## To do:
Could you retype all of the records exactly, leaving out every picture?
★ ★ ★ ★ ★ ★ ★
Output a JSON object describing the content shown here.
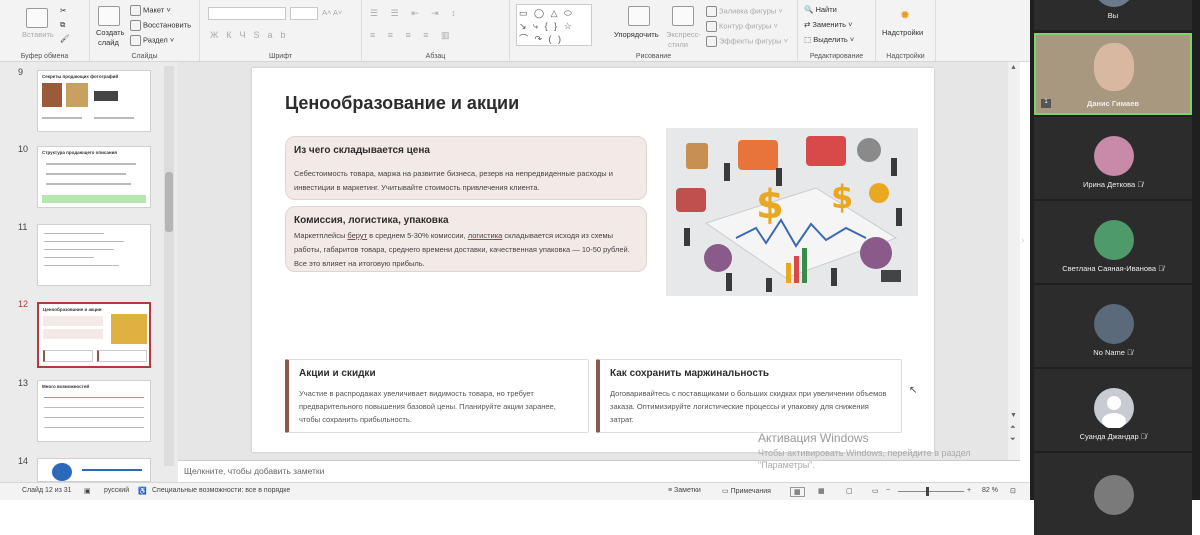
{
  "ribbon": {
    "clipboard": {
      "paste": "Вставить",
      "group": "Буфер обмена"
    },
    "slides": {
      "create": "Создать",
      "create2": "слайд",
      "layout": "Макет",
      "reset": "Восстановить",
      "section": "Раздел",
      "group": "Слайды"
    },
    "font": {
      "group": "Шрифт"
    },
    "paragraph": {
      "group": "Абзац"
    },
    "drawing": {
      "arrange": "Упорядочить",
      "quickstyles": "Экспресс-",
      "quickstyles2": "стили",
      "fill": "Заливка фигуры",
      "outline": "Контур фигуры",
      "effects": "Эффекты фигуры",
      "group": "Рисование"
    },
    "editing": {
      "find": "Найти",
      "replace": "Заменить",
      "select": "Выделить",
      "group": "Редактирование"
    },
    "addins": {
      "label": "Надстройки",
      "group": "Надстройки"
    }
  },
  "thumbnails": [
    {
      "num": "9",
      "title": "Секреты продающих фотографий"
    },
    {
      "num": "10",
      "title": "Структура продающего описания"
    },
    {
      "num": "11",
      "title": ""
    },
    {
      "num": "12",
      "title": "Ценообразование и акции"
    },
    {
      "num": "13",
      "title": "Много возможностей"
    },
    {
      "num": "14",
      "title": ""
    }
  ],
  "slide": {
    "title": "Ценообразование и акции",
    "card1": {
      "heading": "Из чего складывается цена",
      "text": "Себестоимость товара, маржа на развитие бизнеса, резерв на непредвиденные расходы и инвестиции в маркетинг. Учитывайте стоимость привлечения клиента."
    },
    "card2": {
      "heading": "Комиссия, логистика, упаковка",
      "t1": "Маркетплейсы ",
      "t2": "берут",
      "t3": " в среднем 5-30% комиссии, ",
      "t4": "логистика",
      "t5": " складывается исходя из схемы работы, габаритов товара, среднего времени доставки, качественная упаковка — 10-50 рублей. Все это влияет на итоговую прибыль."
    },
    "card3": {
      "heading": "Акции и скидки",
      "text": "Участие в распродажах увеличивает видимость товара, но требует предварительного повышения базовой цены. Планируйте акции заранее, чтобы сохранить прибыльность."
    },
    "card4": {
      "heading": "Как сохранить маржинальность",
      "text": "Договаривайтесь с поставщиками о больших скидках при увеличении объемов заказа. Оптимизируйте логистические процессы и упаковку для снижения затрат."
    }
  },
  "notes_placeholder": "Щелкните, чтобы добавить заметки",
  "watermark": {
    "line1": "Активация Windows",
    "line2": "Чтобы активировать Windows, перейдите в раздел \"Параметры\"."
  },
  "status": {
    "slide": "Слайд 12 из 31",
    "lang": "русский",
    "access": "Специальные возможности: все в порядке",
    "notes": "Заметки",
    "comments": "Примечания",
    "zoom": "82 %"
  },
  "participants": [
    {
      "name": "Вы",
      "color": "#6b7b8c"
    },
    {
      "name": "Данис Гимаев",
      "color": "#8a7a6a"
    },
    {
      "name": "Ирина Деткова",
      "color": "#c98aa8"
    },
    {
      "name": "Светлана Саяная-Иванова",
      "color": "#4e9a6a"
    },
    {
      "name": "No Name",
      "color": "#5a6a7a"
    },
    {
      "name": "Суанда Джандар",
      "color": "#9aa0a8"
    }
  ]
}
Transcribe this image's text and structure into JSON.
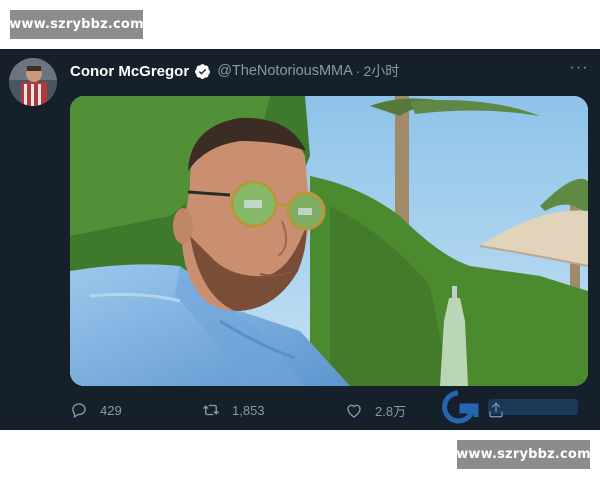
{
  "watermark": {
    "text": "www.szrybbz.com"
  },
  "tweet": {
    "author_name": "Conor McGregor",
    "handle": "@TheNotoriousMMA",
    "separator": "·",
    "time": "2小时",
    "more_label": "···",
    "verified": true,
    "avatar": "avatar-photo",
    "photo": "selfie-photo"
  },
  "actions": {
    "reply_count": "429",
    "retweet_count": "1,853",
    "like_count": "2.8万",
    "share_icon": "share-icon"
  },
  "colors": {
    "background": "#15202b",
    "text_primary": "#ffffff",
    "text_secondary": "#8b98a5",
    "verified": "#ffffff",
    "watermark_bg": "#8c8c8c"
  }
}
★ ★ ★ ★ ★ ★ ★
## Exercise result:
Output a JSON object describing the content shown here.
{
  "ribbon": {
    "clipboard": {
      "paste": "Вставить",
      "group": "Буфер обмена"
    },
    "slides": {
      "create": "Создать",
      "create2": "слайд",
      "layout": "Макет",
      "reset": "Восстановить",
      "section": "Раздел",
      "group": "Слайды"
    },
    "font": {
      "group": "Шрифт"
    },
    "paragraph": {
      "group": "Абзац"
    },
    "drawing": {
      "arrange": "Упорядочить",
      "quickstyles": "Экспресс-",
      "quickstyles2": "стили",
      "fill": "Заливка фигуры",
      "outline": "Контур фигуры",
      "effects": "Эффекты фигуры",
      "group": "Рисование"
    },
    "editing": {
      "find": "Найти",
      "replace": "Заменить",
      "select": "Выделить",
      "group": "Редактирование"
    },
    "addins": {
      "label": "Надстройки",
      "group": "Надстройки"
    }
  },
  "thumbnails": [
    {
      "num": "9",
      "title": "Секреты продающих фотографий"
    },
    {
      "num": "10",
      "title": "Структура продающего описания"
    },
    {
      "num": "11",
      "title": ""
    },
    {
      "num": "12",
      "title": "Ценообразование и акции"
    },
    {
      "num": "13",
      "title": "Много возможностей"
    },
    {
      "num": "14",
      "title": ""
    }
  ],
  "slide": {
    "title": "Ценообразование и акции",
    "card1": {
      "heading": "Из чего складывается цена",
      "text": "Себестоимость товара, маржа на развитие бизнеса, резерв на непредвиденные расходы и инвестиции в маркетинг. Учитывайте стоимость привлечения клиента."
    },
    "card2": {
      "heading": "Комиссия, логистика, упаковка",
      "t1": "Маркетплейсы ",
      "t2": "берут",
      "t3": " в среднем 5-30% комиссии, ",
      "t4": "логистика",
      "t5": " складывается исходя из схемы работы, габаритов товара, среднего времени доставки, качественная упаковка — 10-50 рублей. Все это влияет на итоговую прибыль."
    },
    "card3": {
      "heading": "Акции и скидки",
      "text": "Участие в распродажах увеличивает видимость товара, но требует предварительного повышения базовой цены. Планируйте акции заранее, чтобы сохранить прибыльность."
    },
    "card4": {
      "heading": "Как сохранить маржинальность",
      "text": "Договаривайтесь с поставщиками о больших скидках при увеличении объемов заказа. Оптимизируйте логистические процессы и упаковку для снижения затрат."
    }
  },
  "notes_placeholder": "Щелкните, чтобы добавить заметки",
  "watermark": {
    "line1": "Активация Windows",
    "line2": "Чтобы активировать Windows, перейдите в раздел \"Параметры\"."
  },
  "status": {
    "slide": "Слайд 12 из 31",
    "lang": "русский",
    "access": "Специальные возможности: все в порядке",
    "notes": "Заметки",
    "comments": "Примечания",
    "zoom": "82 %"
  },
  "participants": [
    {
      "name": "Вы",
      "color": "#6b7b8c"
    },
    {
      "name": "Данис Гимаев",
      "color": "#8a7a6a"
    },
    {
      "name": "Ирина Деткова",
      "color": "#c98aa8"
    },
    {
      "name": "Светлана Саяная-Иванова",
      "color": "#4e9a6a"
    },
    {
      "name": "No Name",
      "color": "#5a6a7a"
    },
    {
      "name": "Суанда Джандар",
      "color": "#9aa0a8"
    }
  ]
}
Transcribe this image's text and structure into JSON.
{
  "watermark": {
    "text": "www.szrybbz.com"
  },
  "tweet": {
    "author_name": "Conor McGregor",
    "handle": "@TheNotoriousMMA",
    "separator": "·",
    "time": "2小时",
    "more_label": "···",
    "verified": true,
    "avatar": "avatar-photo",
    "photo": "selfie-photo"
  },
  "actions": {
    "reply_count": "429",
    "retweet_count": "1,853",
    "like_count": "2.8万",
    "share_icon": "share-icon"
  },
  "colors": {
    "background": "#15202b",
    "text_primary": "#ffffff",
    "text_secondary": "#8b98a5",
    "verified": "#ffffff",
    "watermark_bg": "#8c8c8c"
  }
}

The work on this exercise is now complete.